#### [Problem description]
Can you pull out each line of the data below that includes the word "Flow"?

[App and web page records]
╔══
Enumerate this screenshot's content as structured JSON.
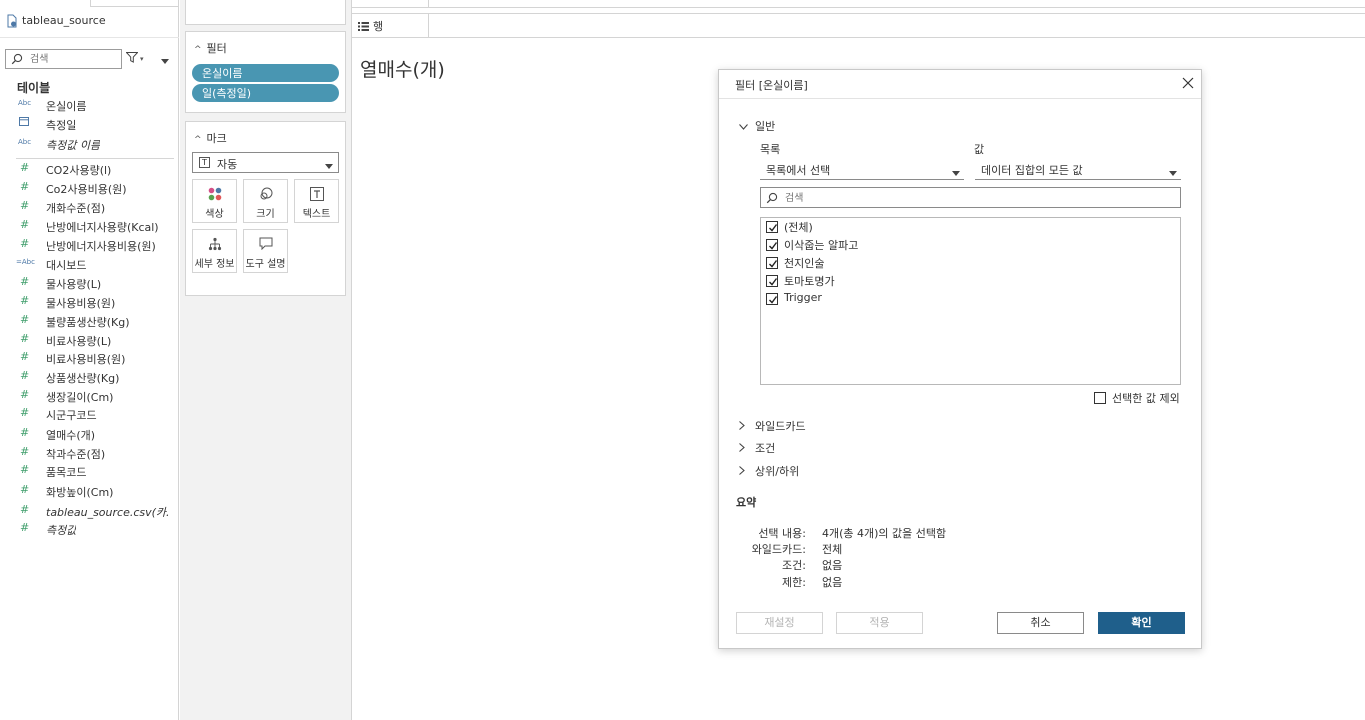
{
  "colors": {
    "pill": "#4996b2",
    "primary_button": "#1f5f8b",
    "measure_icon": "#3f9e6b",
    "dimension_icon": "#4e79a7"
  },
  "data_pane": {
    "datasource_name": "tableau_source",
    "search": {
      "placeholder": "검색"
    },
    "tables_title": "테이블",
    "fields": [
      {
        "name": "온실이름",
        "icon": "Abc",
        "type": "string"
      },
      {
        "name": "측정일",
        "icon": "calendar-icon",
        "type": "date"
      },
      {
        "name": "측정값 이름",
        "icon": "Abc",
        "type": "string",
        "italic": true
      },
      {
        "name": "CO2사용량(l)",
        "icon": "#",
        "type": "measure"
      },
      {
        "name": "Co2사용비용(원)",
        "icon": "#",
        "type": "measure"
      },
      {
        "name": "개화수준(점)",
        "icon": "#",
        "type": "measure"
      },
      {
        "name": "난방에너지사용량(Kcal)",
        "icon": "#",
        "type": "measure"
      },
      {
        "name": "난방에너지사용비용(원)",
        "icon": "#",
        "type": "measure"
      },
      {
        "name": "대시보드",
        "icon": "=Abc",
        "type": "calc-string"
      },
      {
        "name": "물사용량(L)",
        "icon": "#",
        "type": "measure"
      },
      {
        "name": "물사용비용(원)",
        "icon": "#",
        "type": "measure"
      },
      {
        "name": "불량품생산량(Kg)",
        "icon": "#",
        "type": "measure"
      },
      {
        "name": "비료사용량(L)",
        "icon": "#",
        "type": "measure"
      },
      {
        "name": "비료사용비용(원)",
        "icon": "#",
        "type": "measure"
      },
      {
        "name": "상품생산량(Kg)",
        "icon": "#",
        "type": "measure"
      },
      {
        "name": "생장길이(Cm)",
        "icon": "#",
        "type": "measure"
      },
      {
        "name": "시군구코드",
        "icon": "#",
        "type": "measure"
      },
      {
        "name": "열매수(개)",
        "icon": "#",
        "type": "measure"
      },
      {
        "name": "착과수준(점)",
        "icon": "#",
        "type": "measure"
      },
      {
        "name": "품목코드",
        "icon": "#",
        "type": "measure"
      },
      {
        "name": "화방높이(Cm)",
        "icon": "#",
        "type": "measure"
      },
      {
        "name": "tableau_source.csv(카...",
        "icon": "#",
        "type": "measure",
        "italic": true
      },
      {
        "name": "측정값",
        "icon": "#",
        "type": "measure",
        "italic": true
      }
    ]
  },
  "shelves": {
    "filters_title": "필터",
    "filter_pills": [
      "온실이름",
      "일(측정일)"
    ],
    "marks_title": "마크",
    "mark_type": "자동",
    "mark_buttons": [
      {
        "label": "색상",
        "icon": "color-icon"
      },
      {
        "label": "크기",
        "icon": "size-icon"
      },
      {
        "label": "텍스트",
        "icon": "text-icon"
      },
      {
        "label": "세부 정보",
        "icon": "detail-icon"
      },
      {
        "label": "도구 설명",
        "icon": "tooltip-icon"
      }
    ]
  },
  "workspace": {
    "rows_label": "행",
    "sheet_title": "열매수(개)"
  },
  "dialog": {
    "title": "필터 [온실이름]",
    "general_label": "일반",
    "list_label": "목록",
    "value_label": "값",
    "list_select": "목록에서 선택",
    "value_select": "데이터 집합의 모든 값",
    "search_placeholder": "검색",
    "items": [
      {
        "label": "(전체)",
        "checked": true
      },
      {
        "label": "이삭줍는 알파고",
        "checked": true
      },
      {
        "label": "천지인술",
        "checked": true
      },
      {
        "label": "토마토명가",
        "checked": true
      },
      {
        "label": "Trigger",
        "checked": true
      }
    ],
    "exclude_label": "선택한 값 제외",
    "exclude_checked": false,
    "sections": [
      "와일드카드",
      "조건",
      "상위/하위"
    ],
    "summary_title": "요약",
    "summary": [
      {
        "key": "선택 내용:",
        "value": "4개(총 4개)의 값을 선택함"
      },
      {
        "key": "와일드카드:",
        "value": "전체"
      },
      {
        "key": "조건:",
        "value": "없음"
      },
      {
        "key": "제한:",
        "value": "없음"
      }
    ],
    "buttons": {
      "reset": "재설정",
      "apply": "적용",
      "cancel": "취소",
      "ok": "확인"
    }
  }
}
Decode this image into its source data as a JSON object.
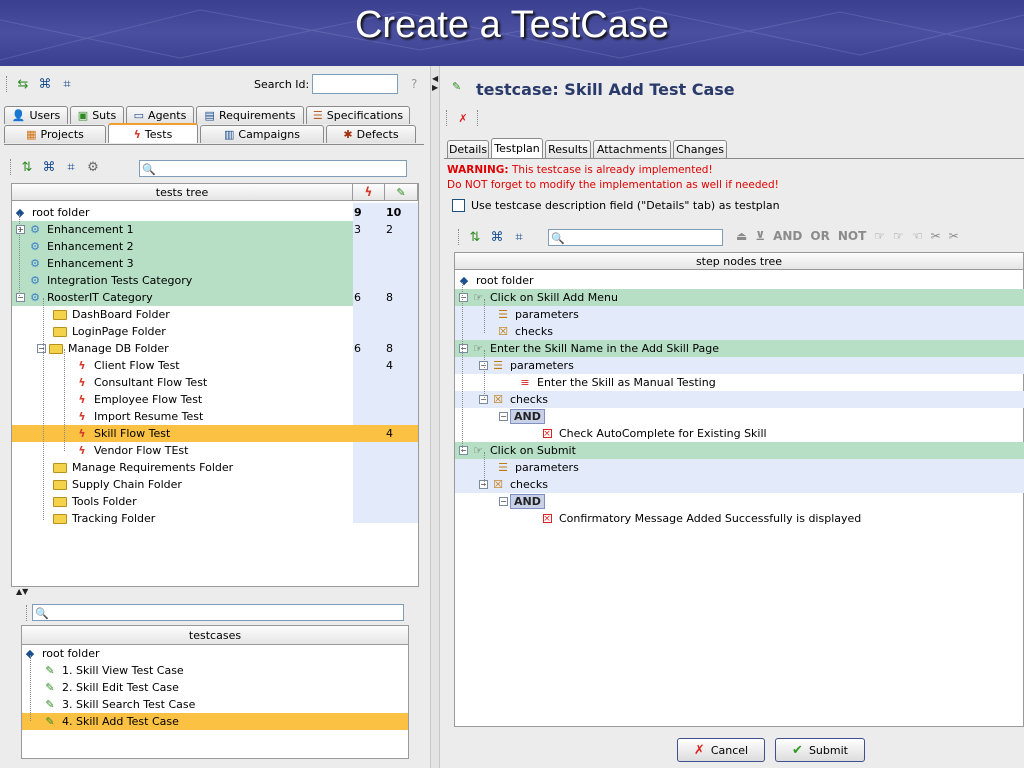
{
  "slide": {
    "title": "Create a TestCase"
  },
  "left": {
    "search_id_label": "Search Id:",
    "search_id_value": "",
    "help": "?",
    "tabs_row1": [
      {
        "label": "Users",
        "icon": "users-icon"
      },
      {
        "label": "Suts",
        "icon": "suts-icon"
      },
      {
        "label": "Agents",
        "icon": "agents-icon"
      },
      {
        "label": "Requirements",
        "icon": "requirements-icon"
      },
      {
        "label": "Specifications",
        "icon": "specifications-icon"
      }
    ],
    "tabs_row2": [
      {
        "label": "Projects",
        "icon": "projects-icon"
      },
      {
        "label": "Tests",
        "icon": "tests-icon",
        "active": true
      },
      {
        "label": "Campaigns",
        "icon": "campaigns-icon"
      },
      {
        "label": "Defects",
        "icon": "defects-icon"
      }
    ],
    "tests_tree": {
      "header": "tests tree",
      "rows": [
        {
          "label": "root folder",
          "a": "9",
          "b": "10"
        },
        {
          "label": "Enhancement 1",
          "a": "3",
          "b": "2"
        },
        {
          "label": "Enhancement 2",
          "a": "",
          "b": ""
        },
        {
          "label": "Enhancement 3",
          "a": "",
          "b": ""
        },
        {
          "label": "Integration Tests Category",
          "a": "",
          "b": ""
        },
        {
          "label": "RoosterIT Category",
          "a": "6",
          "b": "8"
        },
        {
          "label": "DashBoard Folder",
          "a": "",
          "b": ""
        },
        {
          "label": "LoginPage Folder",
          "a": "",
          "b": ""
        },
        {
          "label": "Manage DB Folder",
          "a": "6",
          "b": "8"
        },
        {
          "label": "Client Flow Test",
          "a": "",
          "b": "4"
        },
        {
          "label": "Consultant Flow Test",
          "a": "",
          "b": ""
        },
        {
          "label": "Employee Flow Test",
          "a": "",
          "b": ""
        },
        {
          "label": "Import Resume Test",
          "a": "",
          "b": ""
        },
        {
          "label": "Skill Flow Test",
          "a": "",
          "b": "4"
        },
        {
          "label": "Vendor Flow TEst",
          "a": "",
          "b": ""
        },
        {
          "label": "Manage Requirements Folder",
          "a": "",
          "b": ""
        },
        {
          "label": "Supply Chain Folder",
          "a": "",
          "b": ""
        },
        {
          "label": "Tools Folder",
          "a": "",
          "b": ""
        },
        {
          "label": "Tracking Folder",
          "a": "",
          "b": ""
        }
      ]
    },
    "testcases": {
      "header": "testcases",
      "rows": [
        {
          "label": "root folder"
        },
        {
          "label": "1. Skill View Test Case"
        },
        {
          "label": "2. Skill Edit Test Case"
        },
        {
          "label": "3. Skill Search Test Case"
        },
        {
          "label": "4. Skill Add Test Case"
        }
      ]
    }
  },
  "right": {
    "title": "testcase: Skill Add Test Case",
    "tabs": [
      "Details",
      "Testplan",
      "Results",
      "Attachments",
      "Changes"
    ],
    "warning_prefix": "WARNING:",
    "warning_text": " This testcase is already implemented!",
    "warning_line2": "Do NOT forget to modify the implementation as well if needed!",
    "use_desc_label": "Use testcase description field (\"Details\" tab) as testplan",
    "ops": [
      "AND",
      "OR",
      "NOT"
    ],
    "step_tree": {
      "header": "step nodes tree",
      "rows": [
        {
          "label": "root folder"
        },
        {
          "label": "Click on Skill Add Menu"
        },
        {
          "label": "parameters"
        },
        {
          "label": "checks"
        },
        {
          "label": "Enter the Skill Name in the Add Skill Page"
        },
        {
          "label": "parameters"
        },
        {
          "label": "Enter the Skill as Manual Testing"
        },
        {
          "label": "checks"
        },
        {
          "label": "AND"
        },
        {
          "label": "Check AutoComplete for Existing Skill"
        },
        {
          "label": "Click on Submit"
        },
        {
          "label": "parameters"
        },
        {
          "label": "checks"
        },
        {
          "label": "AND"
        },
        {
          "label": "Confirmatory Message Added Successfully is displayed"
        }
      ]
    },
    "cancel_label": "Cancel",
    "submit_label": "Submit"
  }
}
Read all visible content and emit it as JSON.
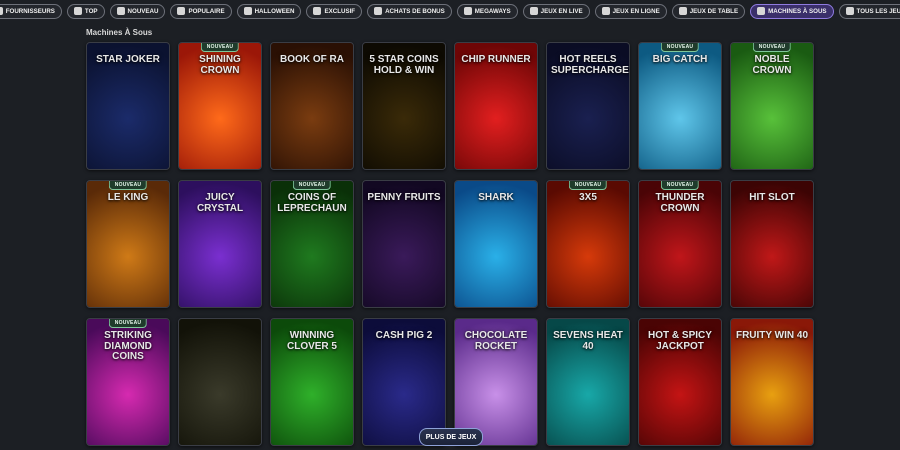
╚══
#### [Result of this exercise]
          "label": "Client Flow Test",
          "label": "Consultant Flow Test",
          "label": "Employee Flow Test",
          "label": "Skill Flow Test",
          "label": "Vendor Flow TEst",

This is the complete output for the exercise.